[Exercise brief] Across the entries below, work out how many lines contain "Pemasaran". Respond with the number and no other text.

Items listed in a dataset:
.....

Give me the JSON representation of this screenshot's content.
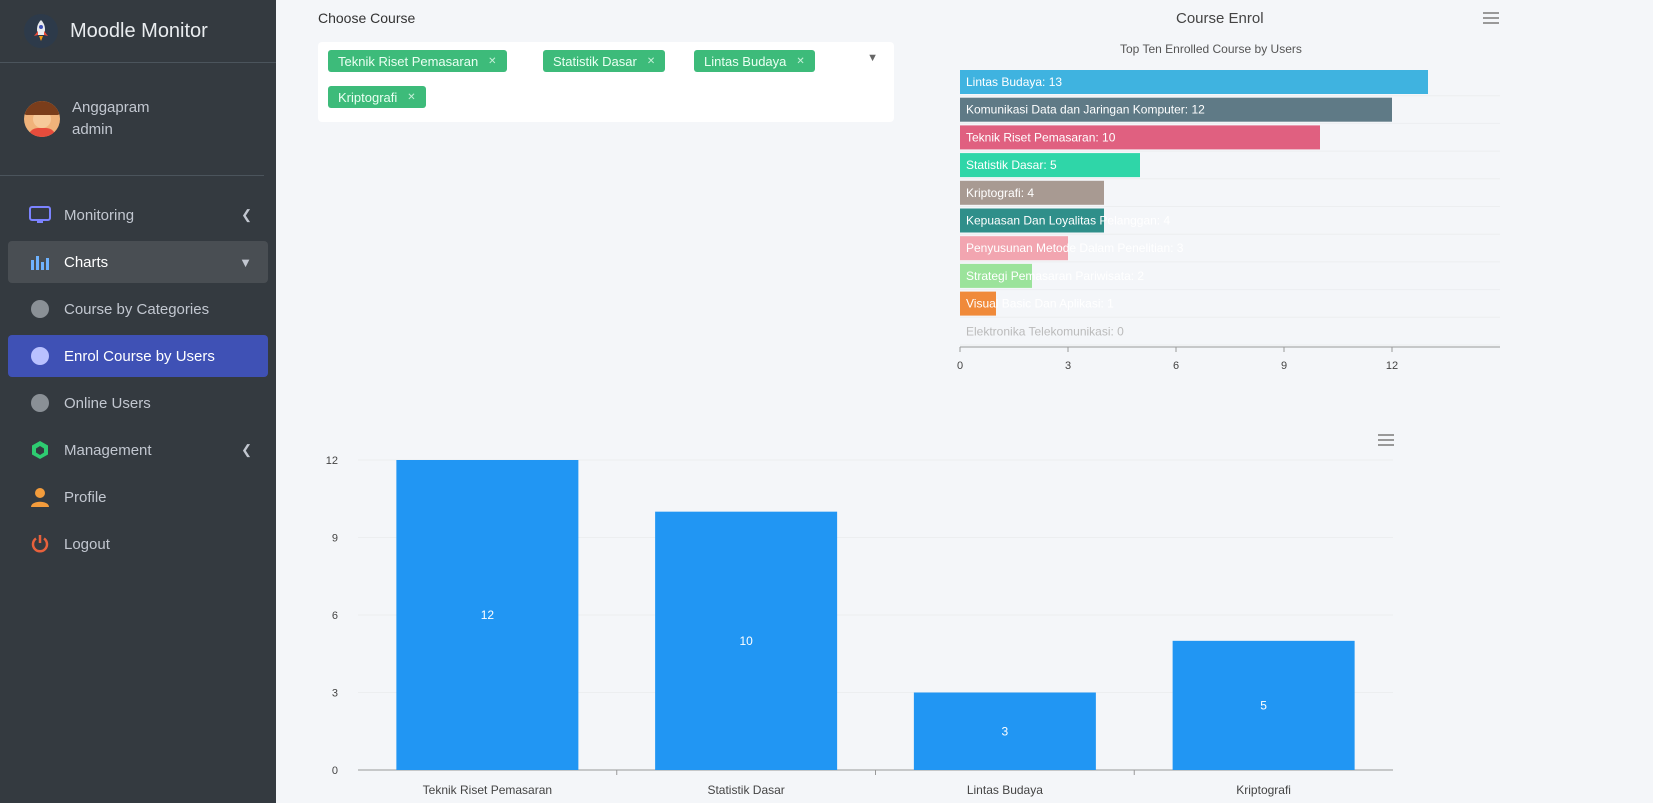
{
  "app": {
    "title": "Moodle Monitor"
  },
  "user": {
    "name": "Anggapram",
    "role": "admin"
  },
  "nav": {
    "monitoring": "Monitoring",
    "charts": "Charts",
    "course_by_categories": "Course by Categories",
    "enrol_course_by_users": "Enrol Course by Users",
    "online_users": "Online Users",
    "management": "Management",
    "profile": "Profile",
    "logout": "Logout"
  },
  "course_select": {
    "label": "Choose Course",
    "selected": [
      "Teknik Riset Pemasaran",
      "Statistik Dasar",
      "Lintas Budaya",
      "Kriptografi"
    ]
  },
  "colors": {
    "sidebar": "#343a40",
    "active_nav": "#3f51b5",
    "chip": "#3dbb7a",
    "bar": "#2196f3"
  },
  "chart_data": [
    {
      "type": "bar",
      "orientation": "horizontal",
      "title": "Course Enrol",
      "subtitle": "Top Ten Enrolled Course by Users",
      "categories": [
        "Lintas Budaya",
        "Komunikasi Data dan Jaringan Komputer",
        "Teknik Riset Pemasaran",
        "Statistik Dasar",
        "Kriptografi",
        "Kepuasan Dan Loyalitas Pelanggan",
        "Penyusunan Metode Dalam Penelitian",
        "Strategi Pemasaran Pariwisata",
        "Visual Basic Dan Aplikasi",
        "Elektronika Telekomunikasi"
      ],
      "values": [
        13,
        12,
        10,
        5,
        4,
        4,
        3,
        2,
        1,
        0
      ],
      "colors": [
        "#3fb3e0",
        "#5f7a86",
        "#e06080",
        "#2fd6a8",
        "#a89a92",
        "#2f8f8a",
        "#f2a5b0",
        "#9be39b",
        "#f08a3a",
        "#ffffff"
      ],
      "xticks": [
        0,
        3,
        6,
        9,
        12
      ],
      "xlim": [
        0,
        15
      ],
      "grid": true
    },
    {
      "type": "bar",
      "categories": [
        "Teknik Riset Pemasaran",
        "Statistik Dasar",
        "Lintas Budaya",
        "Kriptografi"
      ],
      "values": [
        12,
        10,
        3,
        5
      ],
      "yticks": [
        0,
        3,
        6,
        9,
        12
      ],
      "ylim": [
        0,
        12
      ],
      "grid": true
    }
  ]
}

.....

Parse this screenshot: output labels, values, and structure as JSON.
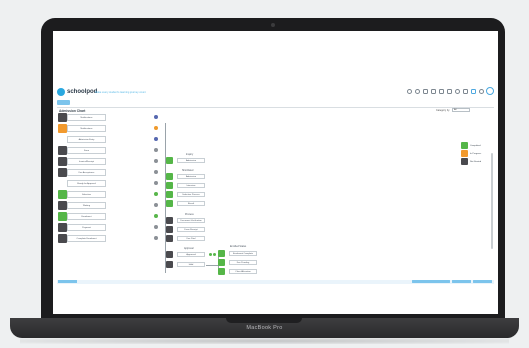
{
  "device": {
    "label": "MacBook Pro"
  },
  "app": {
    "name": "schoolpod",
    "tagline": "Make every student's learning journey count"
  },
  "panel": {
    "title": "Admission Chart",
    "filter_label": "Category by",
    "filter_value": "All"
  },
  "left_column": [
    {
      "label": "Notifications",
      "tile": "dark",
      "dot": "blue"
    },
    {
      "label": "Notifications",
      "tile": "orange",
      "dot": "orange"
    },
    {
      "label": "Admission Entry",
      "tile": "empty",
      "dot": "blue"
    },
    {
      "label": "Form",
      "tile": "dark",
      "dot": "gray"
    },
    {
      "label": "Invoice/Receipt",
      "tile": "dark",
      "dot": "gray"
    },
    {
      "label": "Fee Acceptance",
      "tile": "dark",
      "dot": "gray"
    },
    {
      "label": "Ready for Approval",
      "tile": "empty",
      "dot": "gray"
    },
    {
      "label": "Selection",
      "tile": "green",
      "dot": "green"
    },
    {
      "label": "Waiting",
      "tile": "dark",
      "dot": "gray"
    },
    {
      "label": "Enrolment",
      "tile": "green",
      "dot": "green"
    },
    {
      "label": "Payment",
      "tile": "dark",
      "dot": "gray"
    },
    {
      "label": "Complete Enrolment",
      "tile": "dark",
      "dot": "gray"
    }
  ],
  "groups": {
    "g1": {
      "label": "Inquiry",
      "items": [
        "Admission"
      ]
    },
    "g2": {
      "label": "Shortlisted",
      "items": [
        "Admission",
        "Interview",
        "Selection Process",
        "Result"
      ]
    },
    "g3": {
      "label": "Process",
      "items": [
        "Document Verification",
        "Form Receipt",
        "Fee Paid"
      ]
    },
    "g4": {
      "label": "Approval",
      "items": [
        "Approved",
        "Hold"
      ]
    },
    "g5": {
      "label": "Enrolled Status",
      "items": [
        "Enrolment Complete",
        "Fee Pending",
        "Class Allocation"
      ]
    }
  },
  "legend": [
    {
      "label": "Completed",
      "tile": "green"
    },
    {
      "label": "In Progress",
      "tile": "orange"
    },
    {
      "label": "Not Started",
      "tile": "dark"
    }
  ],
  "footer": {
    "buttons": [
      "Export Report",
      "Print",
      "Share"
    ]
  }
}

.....

[Result] 4